Open source isn’t just changing the way we interact with the world, it’s changing the way the world interacts back with us. Case in point: open source robotics.
A robot is a physical thing, and therefore, both its code and its hardware are subject to licensing. Fortunately, there are a number of open hardware platforms for getting started with robotics. Here are a few you might want to check out.
- Sparki is a complete open source robotics platform in every sense of the word. The schematics, 3D model files, and source code underneath are all open source. Designed to be an affordable introductory robot for students from elementary-age to adult, Sparki comes with a distance sensor, accelerometer, infrared communications, compass, light sensor, line-follower, and more. While Sparki comes on wheels, he has a walking cousin named Hexy the hexapod, a similarly open sourced platform.
- Robots don’t just walk; sometimes, they fly. A number of open source drones exist which take advantage of project like OpenPilot or Ardupilot systems. The ArduPilot Copter, for example, can be assembled as a helicopter, quadcopter, or a variety of other configurations, both in a DIY-approach, as well as kits and parts from a number of manufacturers.
- LeJOS might be a good robotics software project for beginners to become acquainted with; it’s essentially a drop-in replacement for the firmware which comes with Lego Mindstorms robotics, allowing the used to program their Mindstorms robots easily using the Java programming language.

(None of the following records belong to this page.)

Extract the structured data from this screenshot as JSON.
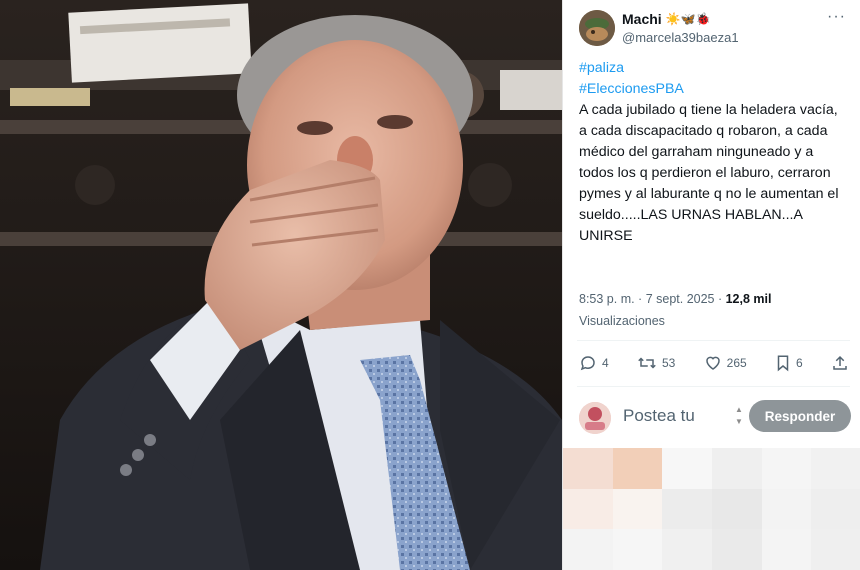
{
  "photo": {
    "description_icon": "photo-image"
  },
  "tweet": {
    "author": {
      "name": "Machi",
      "emojis": "☀️🦋🐞",
      "handle": "@marcela39baeza1"
    },
    "more_label": "···",
    "hashtags": [
      "#paliza",
      "#EleccionesPBA"
    ],
    "text": "A cada jubilado q tiene la heladera vacía, a cada discapacitado q robaron, a cada médico del garraham ninguneado y a todos los q perdieron el laburo, cerraron pymes y al laburante q no le aumentan el sueldo.....LAS URNAS HABLAN...A UNIRSE",
    "timestamp": "8:53 p. m. · 7 sept. 2025 · ",
    "views_count": "12,8 mil",
    "views_label": "Visualizaciones",
    "actions": {
      "replies": "4",
      "retweets": "53",
      "likes": "265",
      "bookmarks": "6"
    },
    "reply_box": {
      "placeholder": "Postea tu",
      "button_label": "Responder"
    }
  },
  "colors": {
    "link": "#1d9bf0",
    "text": "#0f1419",
    "muted": "#536471",
    "button_disabled": "#8e9599"
  }
}
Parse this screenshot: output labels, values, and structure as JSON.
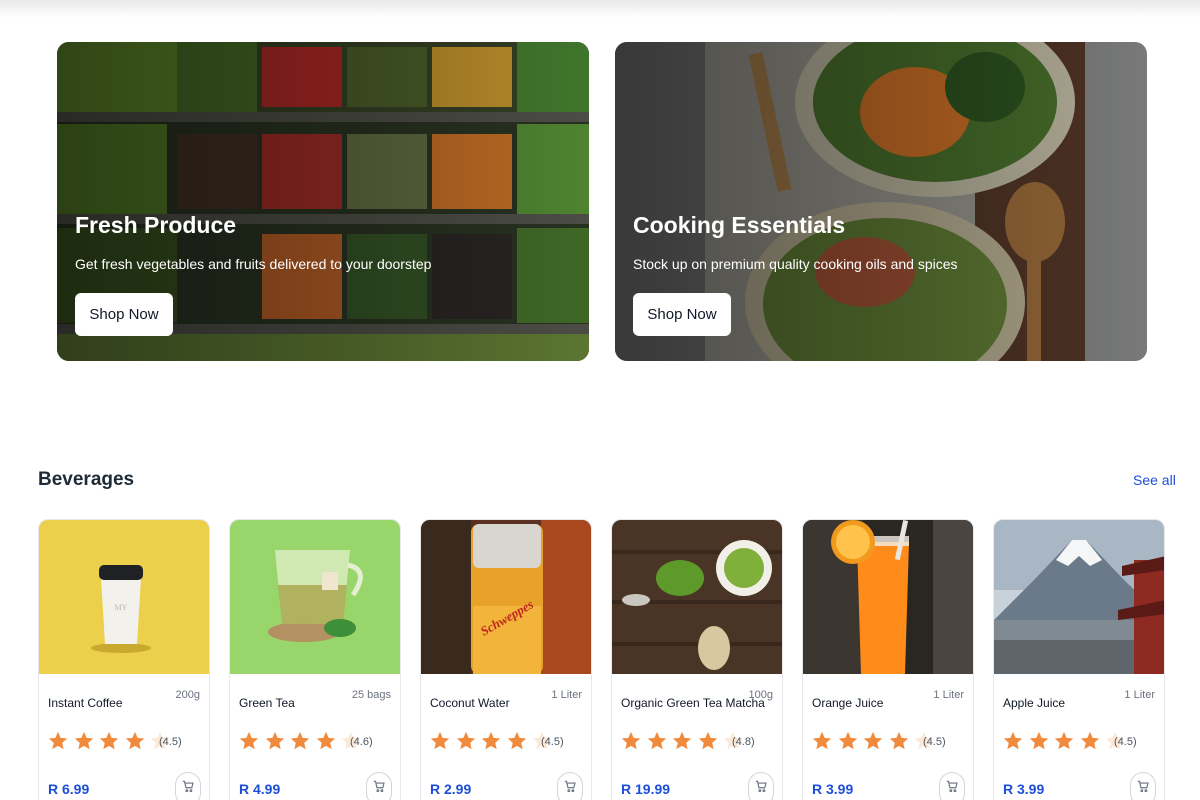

- Rock, the Robot Construction Kit, is a software framework for robotics, based on the Orocos RTT (Real Time Toolkit). Rock is designed to be extensible and includes a number of drivers for existing applications.
more info here: Getting started with open source robotics